However, the business in solar panels UK has been basking in greener pastures for sure. There were 450 solar panel businesses in the UK, which employed about 3,000 people. This number rose sharply in 2011, with 4,000 businesses employing over 25,000 people. Households scrambled to have solar panels installed, with 16,000 households installing solar panels in the month of last September alone. This hysteria was majorly due to the benevolent government subsidies that provided generous feed-in tariff to boost the solar energy field.
However, the Government’s designs to halve the feed-in tariff have brought solar panels UK to a stuttering stop. According to the Government, the average taxpayer has to pay for subsidies for an inefficient energy source when there are other renewable resources that can be implemented to source energy.
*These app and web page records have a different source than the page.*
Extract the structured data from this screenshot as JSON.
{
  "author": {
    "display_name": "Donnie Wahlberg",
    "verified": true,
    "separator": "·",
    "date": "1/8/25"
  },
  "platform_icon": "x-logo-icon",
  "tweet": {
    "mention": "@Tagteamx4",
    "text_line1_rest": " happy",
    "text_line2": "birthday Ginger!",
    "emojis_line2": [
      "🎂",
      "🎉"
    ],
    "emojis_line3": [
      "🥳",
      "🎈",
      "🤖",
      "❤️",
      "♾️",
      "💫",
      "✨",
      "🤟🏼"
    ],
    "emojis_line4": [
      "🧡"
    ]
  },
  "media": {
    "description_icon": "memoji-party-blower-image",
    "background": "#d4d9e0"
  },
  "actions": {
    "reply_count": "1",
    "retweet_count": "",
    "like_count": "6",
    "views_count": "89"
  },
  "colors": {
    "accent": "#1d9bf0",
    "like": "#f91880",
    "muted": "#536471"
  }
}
According to the solar panel market however, the government was out of line putting the bill across and has put thousands of businesses and tens of thousands of employees out of work.
After the original feed-in tariff scheme was introduced, the growth in solar panel businesses was unprecedented, with more than three times as many solar installations as expected. According to the Department of Energy and Climate Change, if things kept on the way they were, the average taxpayer could expect to shell out an extra £100 on the electricity bill. While this was being considered, the average cost of installing solar panels had already fallen by a third.
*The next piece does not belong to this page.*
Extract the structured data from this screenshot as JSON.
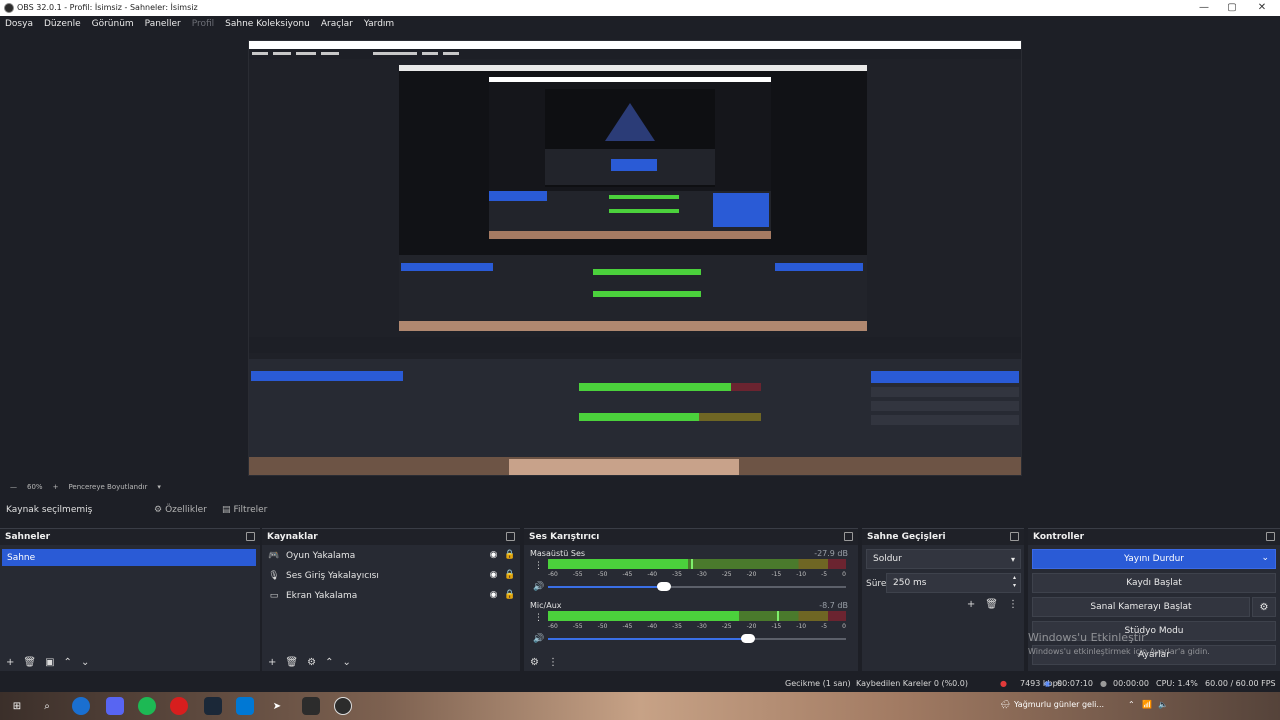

So, last October, the Government decided to ‘set things right’ and announced the slashing of government subsidies, provoking a scandalised outcry from solar panel businesses across the UK, not to mention thousands of households with solar panels already installed. From 41p, the tariff went down to 21p, leaving the solar industry in a limbo of sorts.
According to Andy Tanner, chief executive, Plug Into the Sun, “It went ballistic before Christmas. Then it was dead as a doornail. Now it’s gone ballistic again. However, we’re on tenterhooks for February 9.”
February 9th is the date on which the Government will announce the result of its consultation, which includes a proposal to pay feed-in tariff only to those households having energy performance certificates measuring up to Grade C or above. Andy Tanner says that this proposal would rule out around 80 per cent of the customers.
The chief executive of Engensa, Tony Darbyshire is also fretting over what happens next.
“There is a huge amount of uncertainty in the industry at the moment. There is real anger about the sledgehammer way this has happened,” says Darbyshire.
Nobody knows what’s next on the cards but the solar panel business in UK is sure to take a turn for the worse if the Government continues on its anti-solar crusade.